▶ _Record set_:
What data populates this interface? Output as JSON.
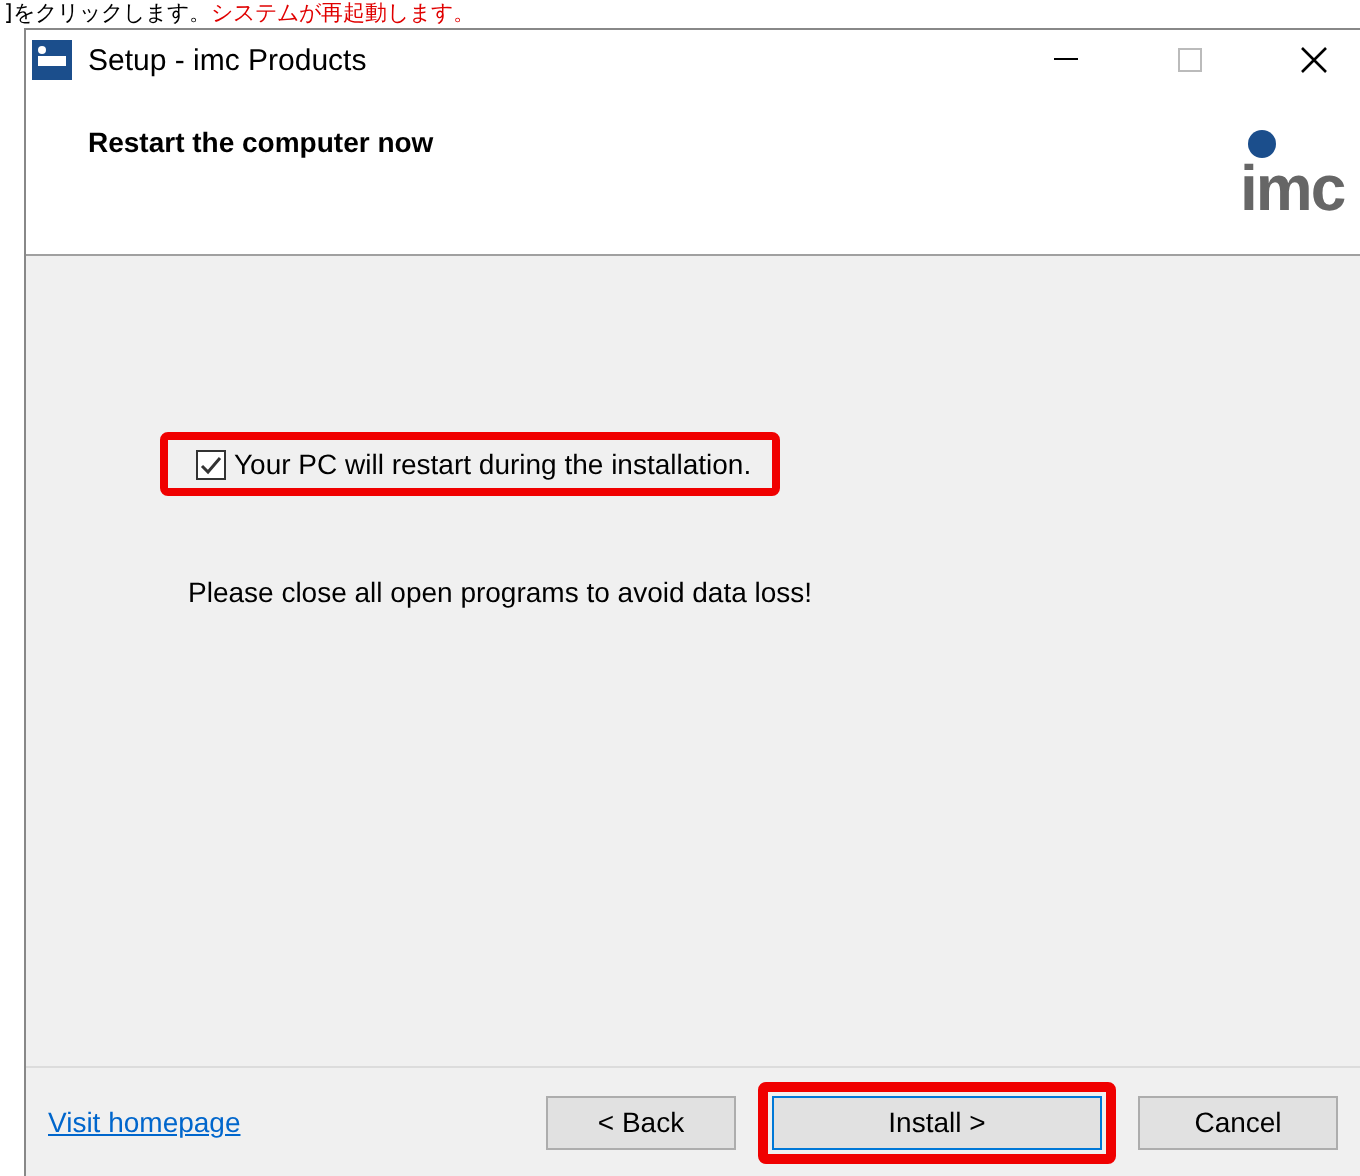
{
  "caption": [
    {
      "text": "]をクリックします。",
      "kind": "plain"
    },
    {
      "text": "システムが再起動します。",
      "kind": "emphasis"
    }
  ],
  "window": {
    "title": "Setup - imc Products"
  },
  "header": {
    "title": "Restart the computer now",
    "logo": "imc"
  },
  "restart_option": {
    "label": "Your PC will restart during the installation.",
    "checked": true,
    "highlighted": true
  },
  "message": "Please close all open programs to avoid data loss!",
  "footer": {
    "link": "Visit homepage",
    "buttons": [
      {
        "label": "< Back",
        "highlighted": false,
        "default": false
      },
      {
        "label": "Install >",
        "highlighted": true,
        "default": true
      },
      {
        "label": "Cancel",
        "highlighted": false,
        "default": false
      }
    ]
  }
}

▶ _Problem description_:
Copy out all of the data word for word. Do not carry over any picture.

▶ _Solution for this exercise_:
What data populates this interface? Output as JSON.
{
  "caption": [
    {
      "text": "]をクリックします。",
      "kind": "plain"
    },
    {
      "text": "システムが再起動します。",
      "kind": "emphasis"
    }
  ],
  "window": {
    "title": "Setup - imc Products"
  },
  "header": {
    "title": "Restart the computer now",
    "logo": "imc"
  },
  "restart_option": {
    "label": "Your PC will restart during the installation.",
    "checked": true,
    "highlighted": true
  },
  "message": "Please close all open programs to avoid data loss!",
  "footer": {
    "link": "Visit homepage",
    "buttons": [
      {
        "label": "< Back",
        "highlighted": false,
        "default": false
      },
      {
        "label": "Install >",
        "highlighted": true,
        "default": true
      },
      {
        "label": "Cancel",
        "highlighted": false,
        "default": false
      }
    ]
  }
}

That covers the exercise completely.